Data about app and page elements
· · ·

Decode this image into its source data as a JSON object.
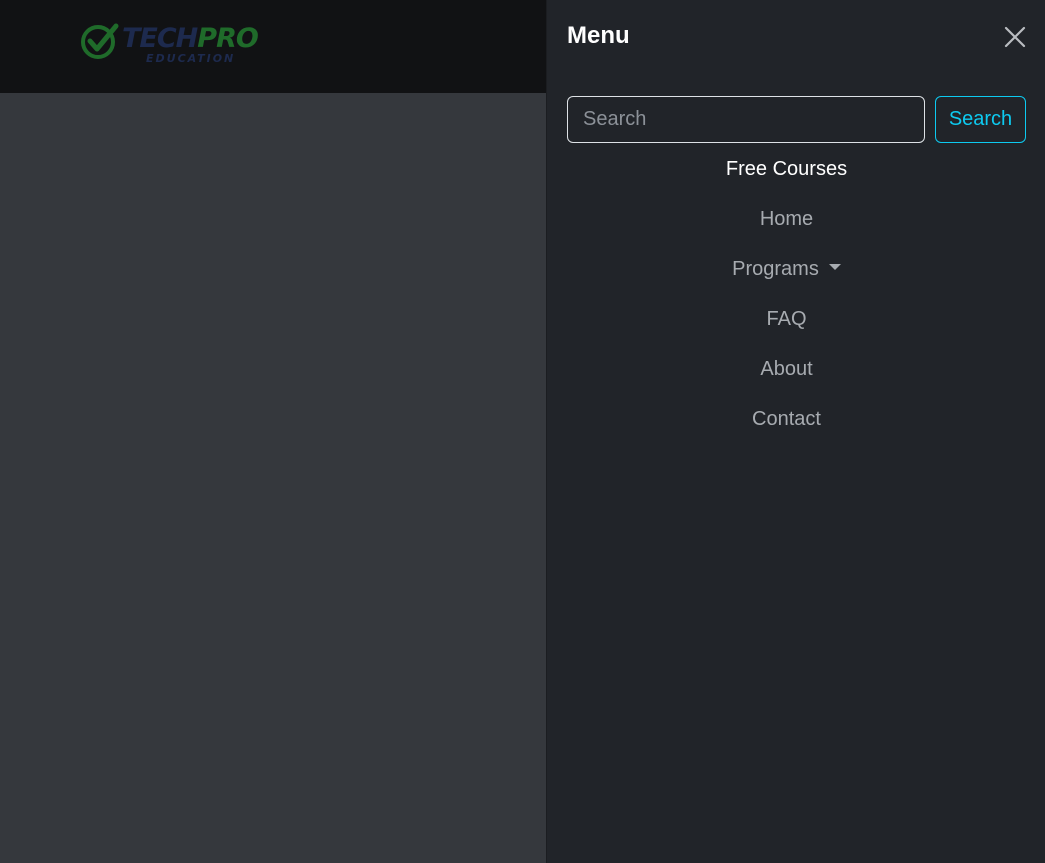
{
  "brand": {
    "word_part1": "TECH",
    "word_part2": "PRO",
    "subtitle": "EDUCATION",
    "colors": {
      "green": "#1f6b2a",
      "navy": "#1d2a4e"
    }
  },
  "menu": {
    "title": "Menu",
    "close_icon": "close-icon",
    "search": {
      "placeholder": "Search",
      "value": "",
      "button_label": "Search"
    },
    "items": [
      {
        "label": "Free Courses",
        "active": true
      },
      {
        "label": "Home"
      },
      {
        "label": "Programs",
        "dropdown": true
      },
      {
        "label": "FAQ"
      },
      {
        "label": "About"
      },
      {
        "label": "Contact"
      }
    ]
  },
  "colors": {
    "backdrop": "#35383d",
    "navbar": "#111214",
    "panel": "#212429",
    "accent": "#0dcaf0"
  }
}
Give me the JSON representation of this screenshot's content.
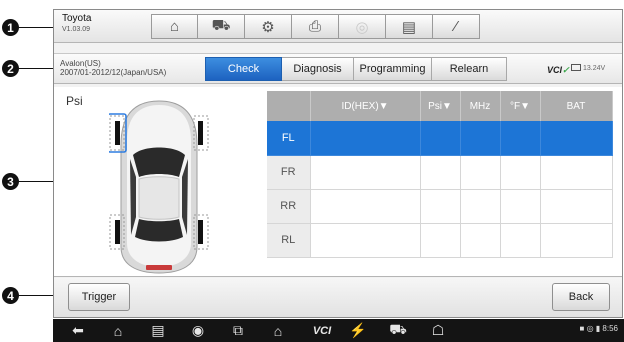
{
  "callouts": [
    "1",
    "2",
    "3",
    "4"
  ],
  "vehicle": {
    "make": "Toyota",
    "version": "V1.03.09"
  },
  "toolbar": {
    "buttons": [
      {
        "icon": "home-icon",
        "glyph": "⌂",
        "disabled": false
      },
      {
        "icon": "vehicle-swap-icon",
        "glyph": "⛟",
        "disabled": false
      },
      {
        "icon": "settings-gear-icon",
        "glyph": "⚙",
        "disabled": false
      },
      {
        "icon": "print-icon",
        "glyph": "⎙",
        "disabled": false
      },
      {
        "icon": "help-icon",
        "glyph": "◎",
        "disabled": true
      },
      {
        "icon": "save-icon",
        "glyph": "▤",
        "disabled": false
      },
      {
        "icon": "edit-pen-icon",
        "glyph": "⁄",
        "disabled": false
      }
    ]
  },
  "model": {
    "line1": "Avalon(US)",
    "line2": "2007/01-2012/12(Japan/USA)"
  },
  "tabs": [
    {
      "label": "Check",
      "active": true
    },
    {
      "label": "Diagnosis",
      "active": false
    },
    {
      "label": "Programming",
      "active": false
    },
    {
      "label": "Relearn",
      "active": false
    }
  ],
  "status": {
    "vci": "VCI",
    "voltage": "13.24V"
  },
  "main": {
    "unit_label": "Psi"
  },
  "table": {
    "headers": [
      "",
      "ID(HEX)▼",
      "Psi▼",
      "MHz",
      "°F▼",
      "BAT"
    ],
    "rows": [
      {
        "pos": "FL",
        "selected": true
      },
      {
        "pos": "FR",
        "selected": false
      },
      {
        "pos": "RR",
        "selected": false
      },
      {
        "pos": "RL",
        "selected": false
      }
    ]
  },
  "buttons": {
    "trigger": "Trigger",
    "back": "Back"
  },
  "nav": {
    "vci_label": "VCI",
    "time": "8:56",
    "icons": [
      "back-icon",
      "home-icon",
      "recent-apps-icon",
      "browser-icon",
      "screen-switch-icon",
      "autel-home-icon",
      "vci-icon",
      "connection-icon",
      "vehicle-icon",
      "garage-icon"
    ]
  }
}
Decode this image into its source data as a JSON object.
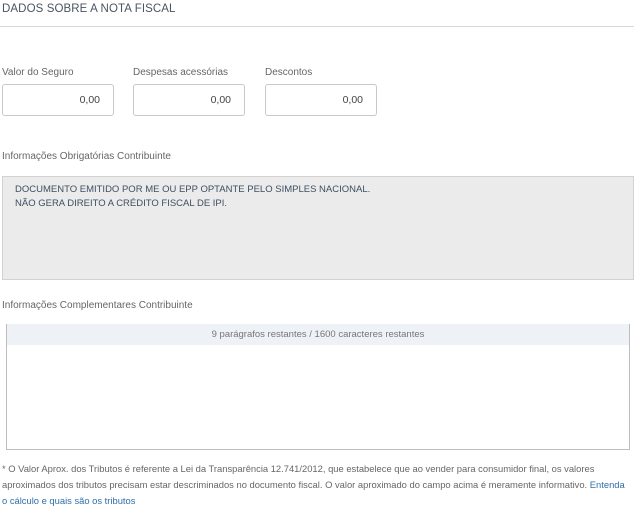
{
  "section": {
    "title": "DADOS SOBRE A NOTA FISCAL"
  },
  "fields": {
    "seguro": {
      "label": "Valor do Seguro",
      "value": "0,00"
    },
    "despesas": {
      "label": "Despesas acessórias",
      "value": "0,00"
    },
    "descontos": {
      "label": "Descontos",
      "value": "0,00"
    }
  },
  "obrigatorias": {
    "label": "Informações Obrigatórias Contribuinte",
    "lines": [
      "DOCUMENTO EMITIDO POR ME OU EPP OPTANTE PELO SIMPLES NACIONAL.",
      "NÃO GERA DIREITO A CRÉDITO FISCAL DE IPI."
    ]
  },
  "complementares": {
    "label": "Informações Complementares Contribuinte",
    "counter": "9 parágrafos restantes / 1600 caracteres restantes",
    "value": ""
  },
  "footnote": {
    "text": "* O Valor Aprox. dos Tributos é referente a Lei da Transparência 12.741/2012, que estabelece que ao vender para consumidor final, os valores aproximados dos tributos precisam estar descriminados no documento fiscal. O valor aproximado do campo acima é meramente informativo.",
    "link": "Entenda o cálculo e quais são os tributos"
  }
}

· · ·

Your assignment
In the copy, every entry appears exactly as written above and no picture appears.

Result of the task
Decode this image into its source data as a JSON object.
{
  "brand": {
    "word_part1": "TECH",
    "word_part2": "PRO",
    "subtitle": "EDUCATION",
    "colors": {
      "green": "#1f6b2a",
      "navy": "#1d2a4e"
    }
  },
  "menu": {
    "title": "Menu",
    "close_icon": "close-icon",
    "search": {
      "placeholder": "Search",
      "value": "",
      "button_label": "Search"
    },
    "items": [
      {
        "label": "Free Courses",
        "active": true
      },
      {
        "label": "Home"
      },
      {
        "label": "Programs",
        "dropdown": true
      },
      {
        "label": "FAQ"
      },
      {
        "label": "About"
      },
      {
        "label": "Contact"
      }
    ]
  },
  "colors": {
    "backdrop": "#35383d",
    "navbar": "#111214",
    "panel": "#212429",
    "accent": "#0dcaf0"
  }
}
Give me the JSON representation of this screenshot's content.
{
  "callouts": [
    "1",
    "2",
    "3",
    "4"
  ],
  "vehicle": {
    "make": "Toyota",
    "version": "V1.03.09"
  },
  "toolbar": {
    "buttons": [
      {
        "icon": "home-icon",
        "glyph": "⌂",
        "disabled": false
      },
      {
        "icon": "vehicle-swap-icon",
        "glyph": "⛟",
        "disabled": false
      },
      {
        "icon": "settings-gear-icon",
        "glyph": "⚙",
        "disabled": false
      },
      {
        "icon": "print-icon",
        "glyph": "⎙",
        "disabled": false
      },
      {
        "icon": "help-icon",
        "glyph": "◎",
        "disabled": true
      },
      {
        "icon": "save-icon",
        "glyph": "▤",
        "disabled": false
      },
      {
        "icon": "edit-pen-icon",
        "glyph": "⁄",
        "disabled": false
      }
    ]
  },
  "model": {
    "line1": "Avalon(US)",
    "line2": "2007/01-2012/12(Japan/USA)"
  },
  "tabs": [
    {
      "label": "Check",
      "active": true
    },
    {
      "label": "Diagnosis",
      "active": false
    },
    {
      "label": "Programming",
      "active": false
    },
    {
      "label": "Relearn",
      "active": false
    }
  ],
  "status": {
    "vci": "VCI",
    "voltage": "13.24V"
  },
  "main": {
    "unit_label": "Psi"
  },
  "table": {
    "headers": [
      "",
      "ID(HEX)▼",
      "Psi▼",
      "MHz",
      "°F▼",
      "BAT"
    ],
    "rows": [
      {
        "pos": "FL",
        "selected": true
      },
      {
        "pos": "FR",
        "selected": false
      },
      {
        "pos": "RR",
        "selected": false
      },
      {
        "pos": "RL",
        "selected": false
      }
    ]
  },
  "buttons": {
    "trigger": "Trigger",
    "back": "Back"
  },
  "nav": {
    "vci_label": "VCI",
    "time": "8:56",
    "icons": [
      "back-icon",
      "home-icon",
      "recent-apps-icon",
      "browser-icon",
      "screen-switch-icon",
      "autel-home-icon",
      "vci-icon",
      "connection-icon",
      "vehicle-icon",
      "garage-icon"
    ]
  }
}
Decode this image into its source data as a JSON object.
{
  "section": {
    "title": "DADOS SOBRE A NOTA FISCAL"
  },
  "fields": {
    "seguro": {
      "label": "Valor do Seguro",
      "value": "0,00"
    },
    "despesas": {
      "label": "Despesas acessórias",
      "value": "0,00"
    },
    "descontos": {
      "label": "Descontos",
      "value": "0,00"
    }
  },
  "obrigatorias": {
    "label": "Informações Obrigatórias Contribuinte",
    "lines": [
      "DOCUMENTO EMITIDO POR ME OU EPP OPTANTE PELO SIMPLES NACIONAL.",
      "NÃO GERA DIREITO A CRÉDITO FISCAL DE IPI."
    ]
  },
  "complementares": {
    "label": "Informações Complementares Contribuinte",
    "counter": "9 parágrafos restantes / 1600 caracteres restantes",
    "value": ""
  },
  "footnote": {
    "text": "* O Valor Aprox. dos Tributos é referente a Lei da Transparência 12.741/2012, que estabelece que ao vender para consumidor final, os valores aproximados dos tributos precisam estar descriminados no documento fiscal. O valor aproximado do campo acima é meramente informativo.",
    "link": "Entenda o cálculo e quais são os tributos"
  }
}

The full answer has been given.